When I was a new teenager with caring but clueless parents, I used to ride my bike to crazy places on Connecticut’s hilly back roads. Older boys reckless with their shiny drivers licenses, considered those narrow roads their personal racetracks, small wildlife be damned. (I was positive they had cheated on their driver’s tests.) It would upset me so much to come upon a small animal that had been killed that I felt compelled to dismount, to find the fallen branches I’d need to gently move the little body to the woods that edged the road. There, I’d make a soft bed for it in the undergrowth, then cover it carefully with fallen leaves, saying how sorry I was, that it was a good animal. I cried often back then.
And while now I don’t stop my car in the middle of roads to move bodies, I still silently mouth how sorry I am when I see one. I don’t want animals hurt or suffering, it’s really that simple. If you’ve read my blog or my only nonfiction book (Where The Trail Grows Faint: A Year In the Life Of A Therapy Dog Team), you know how I am about my dogs, always rescues. I’ve always had a great interest in the human/animal connection, the meaningful bond between species and the healing power of that love.
But now, I also want to understand and respect the bonds other animals have within their own species that we humans often seem to disregard. This led me to think more deeply about communication in general, verbal and non-verbal. That, of course, brought me to sign language, too. I had a lot to learn. These were the questions that led me to write The Language of Kin. I wanted to create a dramatic story that would, through characters and action, show how we all struggle to communicate in different ways—how brilliantly we devise ways to succeed, how dismally we sometimes fail.

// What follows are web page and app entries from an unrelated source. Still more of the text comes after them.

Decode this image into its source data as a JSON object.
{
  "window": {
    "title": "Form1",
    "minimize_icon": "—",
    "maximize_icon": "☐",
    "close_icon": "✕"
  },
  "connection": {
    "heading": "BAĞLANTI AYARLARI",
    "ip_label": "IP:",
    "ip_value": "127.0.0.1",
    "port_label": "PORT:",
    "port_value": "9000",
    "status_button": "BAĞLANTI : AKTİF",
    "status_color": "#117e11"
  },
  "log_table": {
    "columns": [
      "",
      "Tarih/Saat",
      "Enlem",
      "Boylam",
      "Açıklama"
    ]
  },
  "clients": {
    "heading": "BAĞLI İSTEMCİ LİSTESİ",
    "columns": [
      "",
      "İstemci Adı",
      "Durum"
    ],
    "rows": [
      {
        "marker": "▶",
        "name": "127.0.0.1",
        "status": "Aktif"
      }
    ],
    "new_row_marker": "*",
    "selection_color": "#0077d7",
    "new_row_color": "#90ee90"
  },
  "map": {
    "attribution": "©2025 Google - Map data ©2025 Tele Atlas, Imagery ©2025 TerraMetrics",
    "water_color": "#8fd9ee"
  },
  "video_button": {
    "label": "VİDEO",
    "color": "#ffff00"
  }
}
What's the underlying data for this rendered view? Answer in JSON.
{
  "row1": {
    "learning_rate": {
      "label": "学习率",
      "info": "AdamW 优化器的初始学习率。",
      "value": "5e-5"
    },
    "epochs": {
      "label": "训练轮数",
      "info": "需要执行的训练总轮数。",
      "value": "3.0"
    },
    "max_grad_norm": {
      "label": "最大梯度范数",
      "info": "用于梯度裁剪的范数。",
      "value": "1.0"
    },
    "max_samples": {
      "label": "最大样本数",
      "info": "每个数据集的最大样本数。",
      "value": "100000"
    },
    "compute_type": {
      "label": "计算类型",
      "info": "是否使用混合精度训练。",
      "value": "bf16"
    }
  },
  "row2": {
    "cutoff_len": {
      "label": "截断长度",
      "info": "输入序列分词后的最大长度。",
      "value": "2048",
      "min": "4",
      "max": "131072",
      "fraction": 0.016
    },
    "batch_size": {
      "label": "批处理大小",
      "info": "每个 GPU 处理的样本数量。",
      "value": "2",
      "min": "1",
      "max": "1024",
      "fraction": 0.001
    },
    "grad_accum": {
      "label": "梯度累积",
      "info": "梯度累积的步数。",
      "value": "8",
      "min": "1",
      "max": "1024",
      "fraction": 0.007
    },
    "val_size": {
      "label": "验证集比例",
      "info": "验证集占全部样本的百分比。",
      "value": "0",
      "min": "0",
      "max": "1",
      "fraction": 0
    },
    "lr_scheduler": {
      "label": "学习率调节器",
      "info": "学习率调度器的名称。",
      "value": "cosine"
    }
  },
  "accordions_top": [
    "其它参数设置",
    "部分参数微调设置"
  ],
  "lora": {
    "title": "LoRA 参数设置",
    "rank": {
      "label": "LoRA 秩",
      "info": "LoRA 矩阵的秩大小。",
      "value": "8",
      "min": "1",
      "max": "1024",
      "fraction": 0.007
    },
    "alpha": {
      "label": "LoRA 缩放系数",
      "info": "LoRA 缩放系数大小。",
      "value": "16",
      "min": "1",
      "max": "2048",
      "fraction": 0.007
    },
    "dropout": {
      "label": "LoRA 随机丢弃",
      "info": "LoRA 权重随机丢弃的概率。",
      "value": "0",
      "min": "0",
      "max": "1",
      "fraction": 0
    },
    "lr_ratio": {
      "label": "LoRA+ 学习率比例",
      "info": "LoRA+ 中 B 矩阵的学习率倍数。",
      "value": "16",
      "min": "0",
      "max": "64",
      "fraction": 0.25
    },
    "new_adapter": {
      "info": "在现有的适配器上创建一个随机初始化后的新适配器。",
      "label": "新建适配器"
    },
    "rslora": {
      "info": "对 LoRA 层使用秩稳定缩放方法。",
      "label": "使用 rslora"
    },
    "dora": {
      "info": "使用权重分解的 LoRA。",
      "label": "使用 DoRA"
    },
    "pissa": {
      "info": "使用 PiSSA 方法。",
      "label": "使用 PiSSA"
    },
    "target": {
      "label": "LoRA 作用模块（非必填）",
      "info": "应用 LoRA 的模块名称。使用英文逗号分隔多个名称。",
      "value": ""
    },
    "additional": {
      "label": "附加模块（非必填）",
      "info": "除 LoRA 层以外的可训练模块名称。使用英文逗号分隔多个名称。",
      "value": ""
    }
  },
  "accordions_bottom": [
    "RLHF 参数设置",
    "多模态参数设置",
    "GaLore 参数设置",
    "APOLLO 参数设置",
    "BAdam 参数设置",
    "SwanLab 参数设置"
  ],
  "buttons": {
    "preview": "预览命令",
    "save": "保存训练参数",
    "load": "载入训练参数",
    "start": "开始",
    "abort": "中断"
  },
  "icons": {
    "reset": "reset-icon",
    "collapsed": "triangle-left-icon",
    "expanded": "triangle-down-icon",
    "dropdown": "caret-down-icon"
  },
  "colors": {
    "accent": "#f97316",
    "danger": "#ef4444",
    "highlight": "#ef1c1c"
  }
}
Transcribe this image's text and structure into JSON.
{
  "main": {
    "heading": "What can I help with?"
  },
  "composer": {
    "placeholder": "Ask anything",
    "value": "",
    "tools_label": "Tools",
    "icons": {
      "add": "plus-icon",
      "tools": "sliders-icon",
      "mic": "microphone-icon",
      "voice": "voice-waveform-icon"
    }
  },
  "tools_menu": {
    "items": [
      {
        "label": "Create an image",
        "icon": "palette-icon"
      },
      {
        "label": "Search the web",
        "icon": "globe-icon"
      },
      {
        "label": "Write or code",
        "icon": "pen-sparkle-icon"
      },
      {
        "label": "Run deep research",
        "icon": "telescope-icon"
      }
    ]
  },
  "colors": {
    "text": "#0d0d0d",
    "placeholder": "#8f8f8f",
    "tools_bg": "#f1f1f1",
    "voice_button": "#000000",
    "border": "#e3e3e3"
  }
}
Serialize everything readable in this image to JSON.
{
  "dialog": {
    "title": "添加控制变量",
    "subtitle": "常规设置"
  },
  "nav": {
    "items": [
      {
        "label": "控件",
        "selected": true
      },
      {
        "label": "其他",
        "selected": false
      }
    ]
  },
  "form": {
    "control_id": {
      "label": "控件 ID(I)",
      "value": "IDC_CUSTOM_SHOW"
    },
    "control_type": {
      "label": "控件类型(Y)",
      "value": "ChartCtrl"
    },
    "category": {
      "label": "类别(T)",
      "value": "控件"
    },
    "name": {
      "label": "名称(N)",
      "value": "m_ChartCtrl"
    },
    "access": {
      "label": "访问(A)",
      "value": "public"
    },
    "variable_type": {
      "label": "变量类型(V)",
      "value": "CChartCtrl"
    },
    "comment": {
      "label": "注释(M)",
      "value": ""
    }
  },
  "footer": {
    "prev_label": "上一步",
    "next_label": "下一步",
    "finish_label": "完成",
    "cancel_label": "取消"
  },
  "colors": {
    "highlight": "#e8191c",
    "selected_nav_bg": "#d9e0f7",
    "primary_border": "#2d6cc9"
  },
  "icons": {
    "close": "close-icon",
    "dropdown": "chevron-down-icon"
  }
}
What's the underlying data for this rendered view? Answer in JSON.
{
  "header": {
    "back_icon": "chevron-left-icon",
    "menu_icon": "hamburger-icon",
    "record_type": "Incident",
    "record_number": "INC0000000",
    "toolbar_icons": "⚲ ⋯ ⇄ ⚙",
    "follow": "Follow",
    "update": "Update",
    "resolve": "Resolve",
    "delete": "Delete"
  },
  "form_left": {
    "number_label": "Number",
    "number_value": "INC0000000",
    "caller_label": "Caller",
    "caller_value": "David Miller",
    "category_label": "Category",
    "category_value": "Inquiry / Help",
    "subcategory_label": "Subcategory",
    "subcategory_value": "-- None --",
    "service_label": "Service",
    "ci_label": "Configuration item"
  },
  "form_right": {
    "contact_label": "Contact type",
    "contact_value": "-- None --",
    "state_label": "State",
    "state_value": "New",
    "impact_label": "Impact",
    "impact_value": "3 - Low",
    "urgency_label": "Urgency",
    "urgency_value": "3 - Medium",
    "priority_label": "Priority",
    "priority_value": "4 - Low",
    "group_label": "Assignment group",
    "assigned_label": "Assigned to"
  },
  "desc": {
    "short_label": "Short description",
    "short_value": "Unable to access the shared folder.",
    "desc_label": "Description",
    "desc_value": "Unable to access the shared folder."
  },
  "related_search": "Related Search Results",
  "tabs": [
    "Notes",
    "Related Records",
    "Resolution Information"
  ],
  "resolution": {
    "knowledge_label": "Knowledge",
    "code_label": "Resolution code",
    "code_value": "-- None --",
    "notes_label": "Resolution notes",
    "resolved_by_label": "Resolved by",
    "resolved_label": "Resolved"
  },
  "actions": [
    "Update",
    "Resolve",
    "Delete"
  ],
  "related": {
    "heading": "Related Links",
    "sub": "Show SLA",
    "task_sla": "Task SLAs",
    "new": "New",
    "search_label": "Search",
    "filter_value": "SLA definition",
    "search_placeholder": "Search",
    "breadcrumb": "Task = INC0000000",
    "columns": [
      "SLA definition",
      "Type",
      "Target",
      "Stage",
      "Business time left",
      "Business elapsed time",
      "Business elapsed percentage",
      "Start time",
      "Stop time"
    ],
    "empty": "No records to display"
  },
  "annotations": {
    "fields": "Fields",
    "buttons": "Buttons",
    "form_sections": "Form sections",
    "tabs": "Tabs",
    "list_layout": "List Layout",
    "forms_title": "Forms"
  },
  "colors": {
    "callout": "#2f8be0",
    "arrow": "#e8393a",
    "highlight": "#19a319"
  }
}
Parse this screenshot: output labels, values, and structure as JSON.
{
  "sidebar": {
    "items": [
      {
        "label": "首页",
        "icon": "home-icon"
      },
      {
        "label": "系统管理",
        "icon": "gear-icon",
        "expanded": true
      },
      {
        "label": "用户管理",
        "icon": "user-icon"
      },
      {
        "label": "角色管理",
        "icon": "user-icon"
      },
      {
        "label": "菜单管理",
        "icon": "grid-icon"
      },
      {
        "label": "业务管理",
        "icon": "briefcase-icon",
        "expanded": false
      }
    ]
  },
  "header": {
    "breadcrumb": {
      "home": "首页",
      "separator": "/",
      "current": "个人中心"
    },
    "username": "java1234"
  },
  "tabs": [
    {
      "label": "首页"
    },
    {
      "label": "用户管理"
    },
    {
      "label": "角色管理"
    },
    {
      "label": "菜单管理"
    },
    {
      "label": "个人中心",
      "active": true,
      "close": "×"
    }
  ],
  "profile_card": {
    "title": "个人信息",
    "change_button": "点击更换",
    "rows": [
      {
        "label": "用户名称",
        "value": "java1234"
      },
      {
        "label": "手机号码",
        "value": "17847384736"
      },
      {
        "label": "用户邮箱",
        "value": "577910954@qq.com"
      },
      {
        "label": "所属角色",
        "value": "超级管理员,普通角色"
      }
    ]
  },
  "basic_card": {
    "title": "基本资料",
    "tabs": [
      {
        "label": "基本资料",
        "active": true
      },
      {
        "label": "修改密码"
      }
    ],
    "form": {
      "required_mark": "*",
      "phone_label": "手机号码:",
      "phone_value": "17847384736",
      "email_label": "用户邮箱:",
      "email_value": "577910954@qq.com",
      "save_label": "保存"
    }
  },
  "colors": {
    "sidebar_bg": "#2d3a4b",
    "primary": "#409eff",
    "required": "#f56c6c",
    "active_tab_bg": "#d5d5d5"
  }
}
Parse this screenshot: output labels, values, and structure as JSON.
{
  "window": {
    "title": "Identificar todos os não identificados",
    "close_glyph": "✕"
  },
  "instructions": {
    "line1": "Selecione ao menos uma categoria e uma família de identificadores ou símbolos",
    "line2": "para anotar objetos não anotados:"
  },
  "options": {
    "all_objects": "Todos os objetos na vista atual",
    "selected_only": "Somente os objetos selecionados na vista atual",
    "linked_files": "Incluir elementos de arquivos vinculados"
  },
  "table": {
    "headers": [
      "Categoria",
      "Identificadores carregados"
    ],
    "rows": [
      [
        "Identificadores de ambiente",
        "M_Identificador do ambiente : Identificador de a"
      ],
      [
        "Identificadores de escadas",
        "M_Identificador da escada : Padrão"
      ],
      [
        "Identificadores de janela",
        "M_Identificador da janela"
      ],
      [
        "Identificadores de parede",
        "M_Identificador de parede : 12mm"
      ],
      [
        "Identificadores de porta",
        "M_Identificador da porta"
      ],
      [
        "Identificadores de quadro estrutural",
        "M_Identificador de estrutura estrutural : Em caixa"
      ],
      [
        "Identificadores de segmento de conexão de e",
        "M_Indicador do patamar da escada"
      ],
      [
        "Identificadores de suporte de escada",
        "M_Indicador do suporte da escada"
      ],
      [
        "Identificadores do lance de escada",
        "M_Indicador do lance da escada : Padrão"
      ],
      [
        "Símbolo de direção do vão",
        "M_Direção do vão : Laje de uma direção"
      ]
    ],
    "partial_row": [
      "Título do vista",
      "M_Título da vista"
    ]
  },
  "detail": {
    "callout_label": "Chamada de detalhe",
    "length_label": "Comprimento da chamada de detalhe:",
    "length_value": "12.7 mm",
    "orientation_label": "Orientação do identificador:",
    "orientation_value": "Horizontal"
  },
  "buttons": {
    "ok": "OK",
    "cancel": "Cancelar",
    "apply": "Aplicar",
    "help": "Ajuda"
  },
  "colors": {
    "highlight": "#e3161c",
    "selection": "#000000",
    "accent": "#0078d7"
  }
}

The novel will be published on July 11 (available for pre-order now!–more about why this is so helpful to a book another time). The story opens with a brief scene to let you know how Eve was captured as a still-nursing baby in Uganda, but it doesn’t linger there. Although there are short sections about her life during the years before she is finally transported to the Dayton, Ohio zoo (fictitious–there’s no zoo in Dayton), it quickly introduces you to the main human characters: primate expert Kate, who’s the Assistant Primate Curator, and Marc, one of the zookeepers in the primate department, and a rising star. We quickly learn that their beliefs about zoos couldn’t be farther apart: with the arrival of a traumatized chimp who needs to be integrated into the existing troop, a clash is inevitable. And clash they do. But, of course, in a novel that’s looking at communication as well as animal welfare, there needed to be something that also connected them, even might come to make them need each other.
So…Kate’s mother is in a retirement community. But she can’t stay in assisted living; it’s too dangerous for someone with primary aphasia. She has no dementia, but she’s lost the use of words and can’t process what staff tell or ask her. Marc’s mother is deaf and, for reasons in her own history, unwilling to become independent, as most deaf people learn to be.
And there’s an autistic zoo trainee, about whom all the staff care a lot.
What happens when there’s a life-threatening crisis at the zoo–at the same time that Kate’s own life is at a breaking point?
I hope you’ll order this novel and find out. Here’s what author Katrina Kittle (Morning In This Broken World, coming in June!) said: “…Hugo’s words are beautiful, but this riveting story shows us how words can often fail and forces us to see the many other ways we communicate. This novel is an emotional read, full of page-turning highs and cathartic sorrows. I fell in love with this complicated, compelling cast, human and otherwise.”
Now–since you’re here anyway, and thank you from my heart for that, I’d love it if you’d look at the navigation bar at the very top of this page and click on Home. That will take you right to my newly updated website where you can see what more authors have said and also, by clicking “About the novel” on that Home page, read the first couple of chapters of the novel. Also, you can click on “Behind The Scenes,” where you can read the rest of what led me into this novel, plus see gorgeous pictures of Eve the chimp’s first home in Uganda. (How could I not ask a dear photographer friend who went on a photo safari there late in 2022 if she’d let me display some? I think you’ll love Elizabeth G Brooke’s work as much as I do.)
Here are a couple of questions for you to answer in the comments section below: how do you like the cover? And…if you do go to the “About the novel” page of my website, does any one of the quotes from other authors attract you most? (It helps to know because the publisher can only feature one quote in advertising–this is why I’m asking your reaction.) You can also, always, ask me any questions. I respond to each comment.
Thank you, thank you!